“Our head coach sets the tone for that. The one thing, working for as many guys as I’ve worked for, I’ve got a pretty good feel for how guys are. The team will react a lot the way the head coach reacts. The head coach sets the tone. The key to not losing a lot of games, in my opinion, or not going into the tank, is not overreacting. Reacting, don’t get me wrong, that game was not played well and there has to be a reaction, no ifs ands or buts. But not overreacting so much that you do something that pulls the team right in the tank. And he’s as good as anybody I’ve ever seen about making sure mistakes are fixed but not dwelling on it so much that the next opponent will beat you, too. That’s all of us. Don’t get me wrong. But the head coach sets the tone. That’s why working with him for five years, I’ve just seen him do this more times, and he’ll do it again. He’ll bring the team back in again. That’s just the way he is, and that’s the way he expects us to be.”
What specifically about him?
“Just his personality. The way he is. Do you want your leader to freak out? Do you want George Patton to go crazy in the middle of a battle and get everyone killed? No. He had a bad temper, and Brady does, too.
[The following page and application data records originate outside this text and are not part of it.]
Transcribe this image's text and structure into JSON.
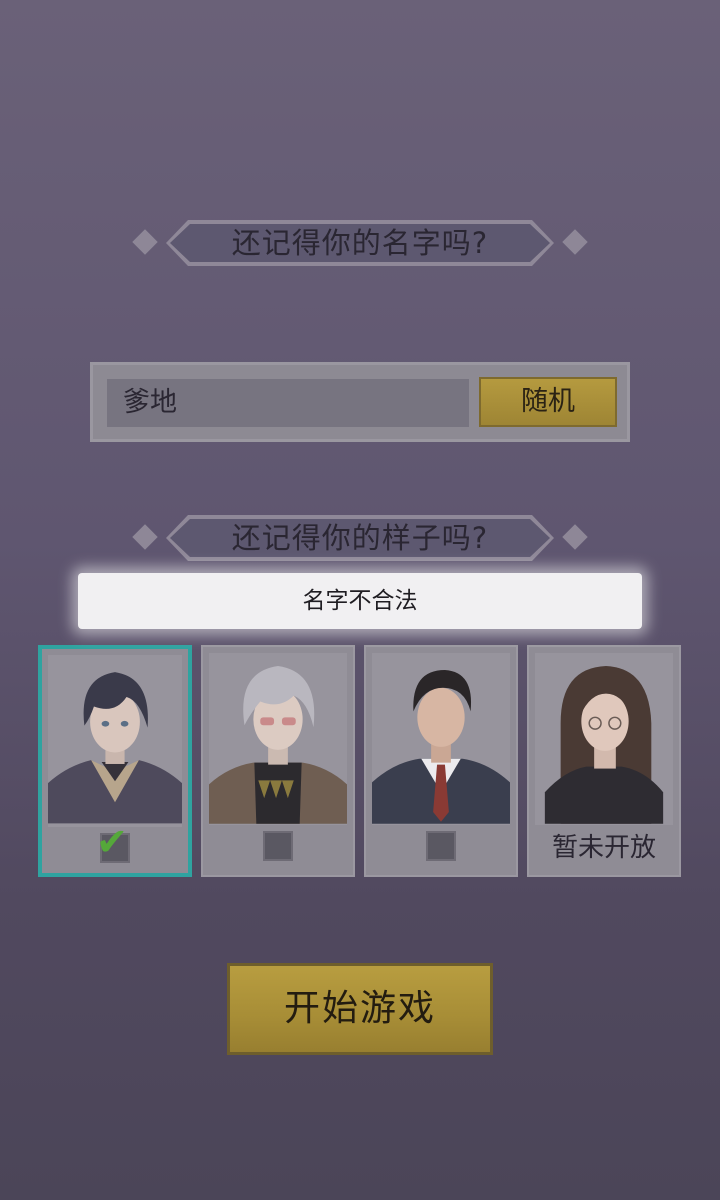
{
  "name_section": {
    "prompt": "还记得你的名字吗?",
    "name_value": "爹地",
    "random_label": "随机"
  },
  "appearance_section": {
    "prompt": "还记得你的样子吗?"
  },
  "toast": {
    "message": "名字不合法"
  },
  "characters": [
    {
      "selected": true,
      "hair_color": "#3a3a4a"
    },
    {
      "selected": false,
      "hair_color": "#b9b7bf"
    },
    {
      "selected": false,
      "hair_color": "#2a2628"
    },
    {
      "selected": false,
      "locked_label": "暂未开放",
      "hair_color": "#4a3a34"
    }
  ],
  "start_button": {
    "label": "开始游戏"
  },
  "colors": {
    "gold": "#b59a3f",
    "selected_border": "#2fa3a0",
    "check_green": "#55a83a"
  }
}
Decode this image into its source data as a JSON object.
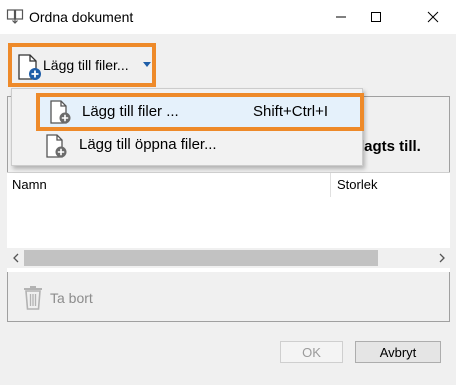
{
  "window": {
    "title": "Ordna dokument",
    "icons": {
      "app": "document-arrange-icon",
      "minimize": "minimize-icon",
      "maximize": "maximize-icon",
      "close": "close-icon"
    }
  },
  "toolbar": {
    "add_files_label": "Lägg till filer...",
    "add_files_icon": "add-file-icon",
    "dropdown_icon": "chevron-down-icon",
    "accent_color": "#1f5ea8",
    "highlight_color": "#ee8a2a"
  },
  "menu": {
    "items": [
      {
        "label": "Lägg till filer ...",
        "shortcut": "Shift+Ctrl+I",
        "icon": "add-file-icon",
        "highlighted": true
      },
      {
        "label": "Lägg till öppna filer...",
        "icon": "add-file-icon",
        "highlighted": false
      }
    ]
  },
  "panel": {
    "hint_text": "lagts till."
  },
  "list": {
    "columns": [
      "Namn",
      "Storlek"
    ],
    "rows": []
  },
  "actions": {
    "delete_label": "Ta bort",
    "delete_icon": "trash-icon"
  },
  "footer": {
    "ok_label": "OK",
    "cancel_label": "Avbryt"
  }
}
So do I. But if cooler heads prevail at the end of the day – you can have your explosions – but at the end of the day when everything settles, if your leader shows a leadership composure … then generally they’ll recover. But if you go in the tank or overreact or do something, the players will follow you right into the tank. This job is a lot of ebb and flow. I mean, it is. Last week, what did we have? 700-and-some odd yards. This week? You can count on one hand. That’s this job. That’s how it is. How you react when you don’t do as well will determine how you do next time. If you panic and do a bunch of stuff that isn’t conducive to getting yourself back on your feet, you can lose a lot of games. I’ve seen that happen a lot, too. I’ve been a part of that.”
How did you react during the game? Did you ever despair?
“No. When you’re not protecting, it’s always hard. And then they’re crowding the box, too, so it’s hard to run. That can be frustrating. The thing about playcalling, and again, you have to keep your head as level as possible, otherwise you’ll do what I was just talking about. You’ll start panicking and start guessing at plays. Every series, you have to sequence what you have to do next, see what they’re doing, and hope that the kids are accounted for. Sometimes they do and sometimes they don’t. You can’t lose your head. Hell, everybody gets frustrated. Several cuss words came out of my mouth during that game, but to be honest several cuss words came out of my mouth during the Indiana game, too. But that’s the job. If you keep your head level and not let your judgment get clouded, it gives you the best chance.”
If you could take a game like Saturday’s and take your young offensive line and fastforward two years, how different would it be?
“Oh it would be 100 percent different. A kid that’s played this game two years later? You’re looking at a completely different team. You’re looking at a completely different player. We went into Florida when I was at Auburn and started three true freshman offensive linemen and beat Florida. But they didn’t know what they were doing, they were just playing hard. Those same guys four years later won a national championship. That’s the difference. That position particularly – and all of them, don’t get me wrong – offensive line is so much learning and chemistry. Screwing something up, fixing it, working with the guy next to you. So many things. That’s why as much as we didn’t like having to shuffle these guys all year, you have to find the five that are doing the best job. Until you do, you’re doing the team an injustice if you’re keeping a guy in there that’s not doing the job.”
So you’re still set on those five?
“Yeah. We’re going to approach it just like we’ve done the last couple weeks. We could fire them and start all over again, and you’re asking for more problems. But if the same issues occur, we will put another guy in there. But you have to give them a chance to develop a little bit.”